Dillon was very tired, so at 5:00 p.m., I decided that we had had enough, and prepared to head home a day early. He travelled very well, Amber and Remy were excited for Dillon to be home safe and sound!

The forecast showed lots of rain and high temperatures, and we had both, but it was not unbearable. Friday’s rain didn’t last long, and I think it improved the footing on the trails, there was no dust on Saturday’s ride. The rain offered us time to read, to sleep, to get to know each other; Sharing conversation, food, and drinks under the awning. The heat provided dew on the leaves that kissed our skin as we rode beneath them the following day. The breeze kept the bugs away from the horses on the trail and in camp. We had perfect weather this weekend.

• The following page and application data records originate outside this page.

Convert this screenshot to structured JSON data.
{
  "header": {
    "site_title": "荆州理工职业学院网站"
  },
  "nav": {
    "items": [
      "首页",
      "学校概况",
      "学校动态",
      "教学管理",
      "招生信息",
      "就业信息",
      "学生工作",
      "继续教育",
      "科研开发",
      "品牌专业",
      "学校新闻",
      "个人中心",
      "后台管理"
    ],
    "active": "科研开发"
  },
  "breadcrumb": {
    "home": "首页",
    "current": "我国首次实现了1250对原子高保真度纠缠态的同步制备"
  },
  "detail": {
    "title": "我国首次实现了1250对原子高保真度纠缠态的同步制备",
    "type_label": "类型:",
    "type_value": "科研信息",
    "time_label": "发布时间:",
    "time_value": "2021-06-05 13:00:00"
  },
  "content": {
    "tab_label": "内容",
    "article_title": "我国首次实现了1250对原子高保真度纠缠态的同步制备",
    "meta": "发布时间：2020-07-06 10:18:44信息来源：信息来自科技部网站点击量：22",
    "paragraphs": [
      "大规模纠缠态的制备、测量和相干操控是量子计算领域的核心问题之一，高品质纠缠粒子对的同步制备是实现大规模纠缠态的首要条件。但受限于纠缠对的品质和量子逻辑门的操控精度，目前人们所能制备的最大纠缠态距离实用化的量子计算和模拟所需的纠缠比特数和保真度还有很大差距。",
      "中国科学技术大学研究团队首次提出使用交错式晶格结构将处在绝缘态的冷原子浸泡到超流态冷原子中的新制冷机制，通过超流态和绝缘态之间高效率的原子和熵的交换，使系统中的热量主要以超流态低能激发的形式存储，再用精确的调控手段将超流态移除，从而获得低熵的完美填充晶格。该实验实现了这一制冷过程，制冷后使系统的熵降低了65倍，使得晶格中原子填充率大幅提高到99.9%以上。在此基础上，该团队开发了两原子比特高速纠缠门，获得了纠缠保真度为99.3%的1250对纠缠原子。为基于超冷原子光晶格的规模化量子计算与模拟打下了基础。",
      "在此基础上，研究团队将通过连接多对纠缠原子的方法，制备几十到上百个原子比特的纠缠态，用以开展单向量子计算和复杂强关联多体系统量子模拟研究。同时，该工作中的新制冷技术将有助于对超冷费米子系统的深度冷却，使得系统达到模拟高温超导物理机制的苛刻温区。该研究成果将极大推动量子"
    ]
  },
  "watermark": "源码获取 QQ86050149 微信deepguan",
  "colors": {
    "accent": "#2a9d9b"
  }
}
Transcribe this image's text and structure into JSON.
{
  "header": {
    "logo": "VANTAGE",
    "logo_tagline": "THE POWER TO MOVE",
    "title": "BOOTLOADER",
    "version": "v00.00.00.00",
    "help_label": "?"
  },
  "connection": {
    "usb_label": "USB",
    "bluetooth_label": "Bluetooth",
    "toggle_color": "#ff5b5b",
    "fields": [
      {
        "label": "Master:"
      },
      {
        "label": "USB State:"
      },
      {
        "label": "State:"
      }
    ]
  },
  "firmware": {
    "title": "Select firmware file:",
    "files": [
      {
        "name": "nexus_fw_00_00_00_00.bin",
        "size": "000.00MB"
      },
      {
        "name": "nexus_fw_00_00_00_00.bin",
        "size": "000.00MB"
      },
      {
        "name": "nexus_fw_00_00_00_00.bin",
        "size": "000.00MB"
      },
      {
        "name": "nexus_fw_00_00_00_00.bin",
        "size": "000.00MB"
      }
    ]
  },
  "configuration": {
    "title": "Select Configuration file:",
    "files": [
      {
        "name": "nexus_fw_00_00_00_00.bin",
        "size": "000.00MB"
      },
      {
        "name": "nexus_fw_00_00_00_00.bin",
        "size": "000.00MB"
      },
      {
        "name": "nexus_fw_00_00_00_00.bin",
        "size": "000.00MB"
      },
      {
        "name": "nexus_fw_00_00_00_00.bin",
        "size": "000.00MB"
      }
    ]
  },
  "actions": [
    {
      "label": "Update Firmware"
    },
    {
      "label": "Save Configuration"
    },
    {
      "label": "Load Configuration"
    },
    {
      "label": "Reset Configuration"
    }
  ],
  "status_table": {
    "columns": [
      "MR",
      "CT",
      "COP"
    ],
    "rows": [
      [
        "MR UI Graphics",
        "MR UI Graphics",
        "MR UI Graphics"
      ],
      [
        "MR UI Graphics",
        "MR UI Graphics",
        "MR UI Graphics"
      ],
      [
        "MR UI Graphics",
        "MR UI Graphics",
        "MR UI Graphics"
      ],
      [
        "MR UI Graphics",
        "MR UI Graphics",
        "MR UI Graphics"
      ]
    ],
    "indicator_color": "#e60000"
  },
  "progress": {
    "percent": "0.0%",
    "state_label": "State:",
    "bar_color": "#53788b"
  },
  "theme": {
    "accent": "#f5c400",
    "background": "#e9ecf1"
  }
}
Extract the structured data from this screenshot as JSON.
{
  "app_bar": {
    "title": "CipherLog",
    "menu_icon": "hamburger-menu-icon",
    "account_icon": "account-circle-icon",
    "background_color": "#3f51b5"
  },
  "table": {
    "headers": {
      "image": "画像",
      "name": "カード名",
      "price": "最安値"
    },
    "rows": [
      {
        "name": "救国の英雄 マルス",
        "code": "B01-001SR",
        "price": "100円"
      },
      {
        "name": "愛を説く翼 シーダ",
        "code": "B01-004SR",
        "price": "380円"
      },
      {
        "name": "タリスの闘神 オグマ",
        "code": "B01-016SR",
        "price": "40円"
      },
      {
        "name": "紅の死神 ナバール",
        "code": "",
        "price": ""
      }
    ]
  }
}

Every one of us has at least one thing in common – our love of horses. We all have horses in our lives, we all enjoy spending time in the saddle. Time spent in the saddle adds enjoyment to our lives, although this weekend I am sure Don would disagree. We take our horses needs into consideration before our own, we ensure our horse’s wellbeing is first priority. We rode a total of 60 km over four days; Although I thought Dillon and I were prepared for this weekend, I did not anticipate the number of kilometers or the amount of hill work we would complete. I learned two very important things this weekend: Dillon stands quietly when his highline rope ends up under his front leg during the night; and he doesn’t complain under saddle if his muscles are sore. Hindsight is 20/20, I should have sent Dillon home with Mike and rode Remy for days 3 and 4. I have learned from this experience, and have a plan to ensure Dillon is prepared for the Wiarton ride.

Although it was turkey hunting season, we did not see a single turkey, however we did see a large White-Tailed Doe, a porcupine, a dog wearing an orange vest, lots of chipmunks, and really and truly we believe John when he says he saw two mice!

CSC members have welcomed both Mike and I with open arms, literally and figuratively. It is a pleasure to belong to Chesley Saddle Club. As I have shared my first 2018, and Mike’s and Dillon’s first CSC weekend ride, I hope to hear about your firsts as we gather at each other’s trailers and around the firepits this summer.

Sheri & Dillon, Mike & Remy, and Penny!